IL-6 and Gender Differences in Liver Cancer Rates
A study in mice carried out by NIEHS grantees at the University of California San Diego may shed light on why the most common form of liver cancer strikes men with three to five times the frequency as women. Hepatocellular carcinoma arises from a variety of causes including viral hepatitis infection, chronic alcoholism and exposure to aflatoxin or a combination of these factors.
The research team treated mice with the potent liver carcinogen diethyl nitrosamine. All of the male mice - but only 10-20 percent of the female mice - developed liver tumors. Further investigation showed that the male mice produced much more of the inflammatory protein interleukin-6 (IL6) than the females. When IL-6 was eliminated in the male mice, the liver cancer rate dropped by about 90 percent bringing it in line with the rate in the female mice. Treating the male mice with estrogen also lowered IL-6 production and reduced liver disease to the same level as the female mice.
The researchers postulate that similar mechanisms may be responsible for the different rates of liver cancer in men and women and suggest potential interventions for humans as well. This discovery may have implications for bladder cancer, which also occurs more frequently in men.
Citation: Naugler WE, Sakurai T, Kim S, Maeda S, Kim K, Elsharkawy AM, Karin M (http://www.ncbi.nlm.nih.gov/sites/entrez?Db=pubmed&Cmd=ShowDetailView&TermToSearch=17615358&ordinalpos=3&itool=EntrezSystem2.PEntrez.Pubmed.Pubmed_ResultsPanel.Pubmed_RVDocSum) . 2007. Gender disparity in liver cancer due to sex differences in MyD88-dependent IL-6 production. Science 317(5834):121-124.
Poor Diet Affects Respiratory Health of Teenagers

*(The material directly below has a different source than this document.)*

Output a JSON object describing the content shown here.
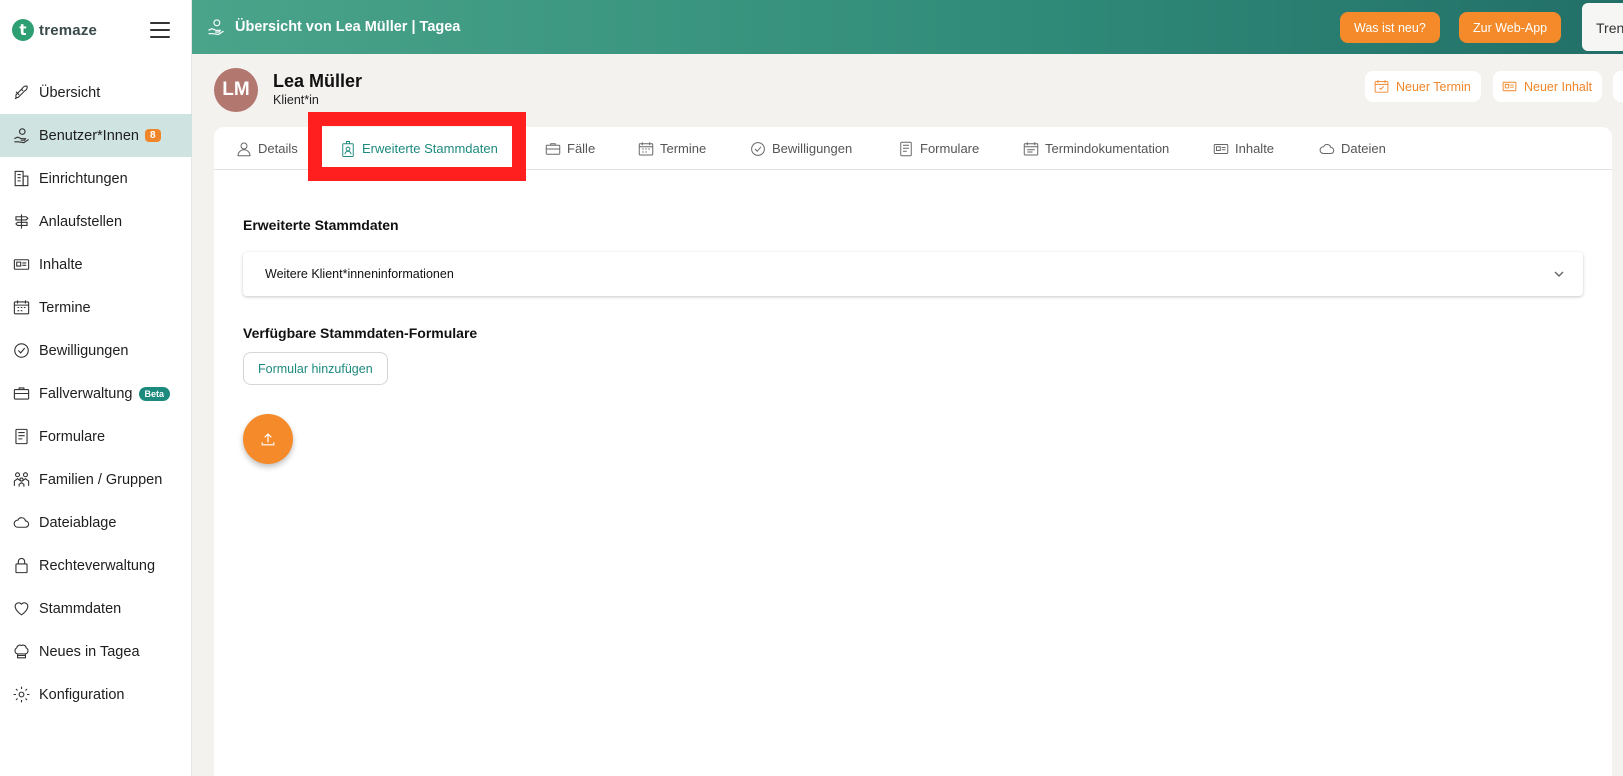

New epidemiologic research on teenagers in North America shows that a diet poor in essential vitamins, minerals and other antioxidant compounds is linked to increased risk for developing respiratory conditions - especially among smokers. The results suggest that higher dietary intake of antioxidant and anti-inflammatory micronutrients, such as vitamins A, C, and E and omega-3 fatty acids, such as those found in fish and algae, is linked to lower reports of cough and respiratory infections and less-severe asthma symptoms.
Lung growth and development parallels growth in physical stature; therefore the study subjects in late adolescence were near their peak of lung function. Analysis of questionnaires showed that 33 percent of the study subjects' diets were below USDA recommendations. One-third of the teenagers were overweight, another contributing factor for asthma, 72 percent did not take multivitamins, and 25 percent smoked.
This study adds to the body of knowledge that a healthy diet high in antioxidants is important for proper lung growth and development to reduce the risk of asthma as well as improve the general health of teens. The researchers conclude that snacks of fresh fruit and a simple nutritious family meal would be easy ways to help teens consume the proper amounts of essential nutrient.
Citation: Burns JS, Dockery DW, Neas LM, Schwartz J, Coull BA, Raizenne M, Speizer FE (http://www.ncbi.nlm.nih.gov/sites/entrez?Db=pubmed&Cmd=ShowDetailView&TermToSearch=17475634&ordinalpos=4&itool=EntrezSystem2.PEntrez.Pubmed.Pubmed_ResultsPanel.Pubmed_RVDocSum) . 2007. Low dietary nutrient intakes and respiratory health in adolescents. Chest 132(1):238-245.